START Material provided

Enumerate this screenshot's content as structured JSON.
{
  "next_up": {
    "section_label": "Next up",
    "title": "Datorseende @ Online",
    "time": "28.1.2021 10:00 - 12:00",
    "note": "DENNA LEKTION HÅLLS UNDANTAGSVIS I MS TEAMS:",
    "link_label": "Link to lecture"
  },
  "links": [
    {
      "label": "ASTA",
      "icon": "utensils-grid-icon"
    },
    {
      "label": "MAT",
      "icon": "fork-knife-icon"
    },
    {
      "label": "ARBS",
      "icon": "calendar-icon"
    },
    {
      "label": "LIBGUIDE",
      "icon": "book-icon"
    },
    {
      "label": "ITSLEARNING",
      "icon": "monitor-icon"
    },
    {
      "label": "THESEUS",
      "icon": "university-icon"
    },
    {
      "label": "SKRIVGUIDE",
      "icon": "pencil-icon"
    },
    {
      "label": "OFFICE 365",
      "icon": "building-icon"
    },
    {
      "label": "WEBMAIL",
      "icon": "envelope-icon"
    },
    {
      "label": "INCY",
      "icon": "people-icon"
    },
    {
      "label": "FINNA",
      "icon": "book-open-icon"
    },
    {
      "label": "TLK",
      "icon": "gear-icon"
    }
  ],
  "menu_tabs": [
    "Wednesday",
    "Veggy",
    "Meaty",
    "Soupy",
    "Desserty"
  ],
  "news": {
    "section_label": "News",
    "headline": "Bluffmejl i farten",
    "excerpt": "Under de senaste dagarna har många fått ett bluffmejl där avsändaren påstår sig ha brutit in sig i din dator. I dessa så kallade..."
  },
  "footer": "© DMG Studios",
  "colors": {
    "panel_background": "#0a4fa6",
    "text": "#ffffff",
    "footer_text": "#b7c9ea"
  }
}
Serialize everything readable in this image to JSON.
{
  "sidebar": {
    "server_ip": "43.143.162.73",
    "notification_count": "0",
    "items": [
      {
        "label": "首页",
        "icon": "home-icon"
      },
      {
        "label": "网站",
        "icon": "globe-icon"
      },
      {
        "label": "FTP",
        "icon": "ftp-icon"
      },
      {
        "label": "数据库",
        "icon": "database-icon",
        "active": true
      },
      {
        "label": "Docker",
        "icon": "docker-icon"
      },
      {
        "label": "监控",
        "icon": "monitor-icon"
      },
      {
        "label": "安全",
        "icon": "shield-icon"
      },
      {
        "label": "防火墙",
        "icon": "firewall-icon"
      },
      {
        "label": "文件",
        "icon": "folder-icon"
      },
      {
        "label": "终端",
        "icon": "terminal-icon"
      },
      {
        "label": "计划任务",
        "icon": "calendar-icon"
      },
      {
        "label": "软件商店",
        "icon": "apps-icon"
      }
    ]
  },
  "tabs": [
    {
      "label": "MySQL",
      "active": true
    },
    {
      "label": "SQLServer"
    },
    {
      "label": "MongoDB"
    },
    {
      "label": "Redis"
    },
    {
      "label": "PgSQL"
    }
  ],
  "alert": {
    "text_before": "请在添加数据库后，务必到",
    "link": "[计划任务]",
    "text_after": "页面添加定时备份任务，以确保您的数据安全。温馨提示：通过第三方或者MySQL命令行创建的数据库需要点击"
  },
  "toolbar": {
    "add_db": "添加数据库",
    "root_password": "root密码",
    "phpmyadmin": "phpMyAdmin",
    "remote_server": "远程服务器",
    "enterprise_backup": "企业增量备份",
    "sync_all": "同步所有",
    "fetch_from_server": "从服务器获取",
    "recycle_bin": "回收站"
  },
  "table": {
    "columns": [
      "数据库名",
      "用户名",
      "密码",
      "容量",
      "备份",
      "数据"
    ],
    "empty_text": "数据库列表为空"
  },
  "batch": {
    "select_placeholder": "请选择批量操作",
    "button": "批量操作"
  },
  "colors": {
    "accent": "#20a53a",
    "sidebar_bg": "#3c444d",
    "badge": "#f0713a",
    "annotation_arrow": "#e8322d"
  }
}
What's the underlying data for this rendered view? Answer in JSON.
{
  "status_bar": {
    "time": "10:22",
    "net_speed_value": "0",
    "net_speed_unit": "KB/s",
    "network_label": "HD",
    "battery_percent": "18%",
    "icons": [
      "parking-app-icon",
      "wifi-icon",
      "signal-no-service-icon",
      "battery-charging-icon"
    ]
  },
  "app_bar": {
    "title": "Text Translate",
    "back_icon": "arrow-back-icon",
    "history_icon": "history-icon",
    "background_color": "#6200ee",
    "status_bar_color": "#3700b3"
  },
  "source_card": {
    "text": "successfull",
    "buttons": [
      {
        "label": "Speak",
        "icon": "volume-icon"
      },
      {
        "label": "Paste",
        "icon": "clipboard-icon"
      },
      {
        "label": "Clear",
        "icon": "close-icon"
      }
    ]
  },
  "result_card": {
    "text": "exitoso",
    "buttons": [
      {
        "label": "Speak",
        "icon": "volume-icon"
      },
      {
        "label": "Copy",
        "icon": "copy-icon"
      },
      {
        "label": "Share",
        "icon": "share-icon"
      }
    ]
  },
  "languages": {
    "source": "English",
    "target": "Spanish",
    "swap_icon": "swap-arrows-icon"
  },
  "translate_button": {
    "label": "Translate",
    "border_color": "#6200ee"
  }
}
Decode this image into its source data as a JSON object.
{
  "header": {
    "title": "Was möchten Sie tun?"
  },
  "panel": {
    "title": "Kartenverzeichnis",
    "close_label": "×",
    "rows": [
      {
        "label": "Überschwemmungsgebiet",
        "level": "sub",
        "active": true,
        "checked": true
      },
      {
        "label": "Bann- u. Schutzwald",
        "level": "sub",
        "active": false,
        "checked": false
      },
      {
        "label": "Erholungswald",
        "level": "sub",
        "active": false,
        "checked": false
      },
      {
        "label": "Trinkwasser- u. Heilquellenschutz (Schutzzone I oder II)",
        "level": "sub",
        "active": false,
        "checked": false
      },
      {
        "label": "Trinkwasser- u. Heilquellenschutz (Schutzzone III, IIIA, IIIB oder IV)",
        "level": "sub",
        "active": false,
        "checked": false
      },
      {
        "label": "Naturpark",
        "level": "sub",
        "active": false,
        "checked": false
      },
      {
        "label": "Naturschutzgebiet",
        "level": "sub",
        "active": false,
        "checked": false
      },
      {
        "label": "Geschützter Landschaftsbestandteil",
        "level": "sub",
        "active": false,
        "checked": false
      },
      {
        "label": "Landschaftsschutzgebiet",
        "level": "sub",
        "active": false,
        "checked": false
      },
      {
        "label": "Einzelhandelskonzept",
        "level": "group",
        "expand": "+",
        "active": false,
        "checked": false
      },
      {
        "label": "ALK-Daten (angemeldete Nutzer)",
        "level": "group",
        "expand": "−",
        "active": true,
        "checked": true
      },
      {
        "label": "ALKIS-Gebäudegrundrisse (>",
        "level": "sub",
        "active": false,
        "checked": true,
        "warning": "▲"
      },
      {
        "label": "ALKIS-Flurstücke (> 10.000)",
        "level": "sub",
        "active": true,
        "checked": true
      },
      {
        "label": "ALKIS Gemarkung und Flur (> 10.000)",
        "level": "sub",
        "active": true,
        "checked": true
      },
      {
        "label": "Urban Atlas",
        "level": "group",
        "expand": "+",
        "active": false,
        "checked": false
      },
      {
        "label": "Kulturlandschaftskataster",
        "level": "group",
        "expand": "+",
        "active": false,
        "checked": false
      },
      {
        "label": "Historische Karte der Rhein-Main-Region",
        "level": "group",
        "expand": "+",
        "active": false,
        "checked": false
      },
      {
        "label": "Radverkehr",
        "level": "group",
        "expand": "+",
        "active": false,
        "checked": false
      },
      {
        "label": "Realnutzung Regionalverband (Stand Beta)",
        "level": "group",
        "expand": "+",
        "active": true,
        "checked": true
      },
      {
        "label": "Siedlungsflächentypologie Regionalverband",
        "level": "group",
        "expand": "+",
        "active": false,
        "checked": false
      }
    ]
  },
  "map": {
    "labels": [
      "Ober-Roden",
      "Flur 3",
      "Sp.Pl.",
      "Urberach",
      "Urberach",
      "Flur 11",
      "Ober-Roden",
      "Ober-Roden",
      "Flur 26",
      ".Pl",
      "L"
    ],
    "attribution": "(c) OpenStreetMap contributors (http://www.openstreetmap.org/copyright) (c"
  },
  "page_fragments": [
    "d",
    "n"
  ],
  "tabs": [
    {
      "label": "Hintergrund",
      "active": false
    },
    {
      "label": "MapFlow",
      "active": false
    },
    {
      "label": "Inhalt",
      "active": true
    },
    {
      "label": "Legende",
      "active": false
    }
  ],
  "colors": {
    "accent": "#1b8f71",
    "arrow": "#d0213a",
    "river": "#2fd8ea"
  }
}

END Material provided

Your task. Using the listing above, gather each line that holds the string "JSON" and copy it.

Response to this task.
Enumerate this screenshot's content as structured JSON.
Serialize everything readable in this image to JSON.
What's the underlying data for this rendered view? Answer in JSON.
Decode this image into its source data as a JSON object.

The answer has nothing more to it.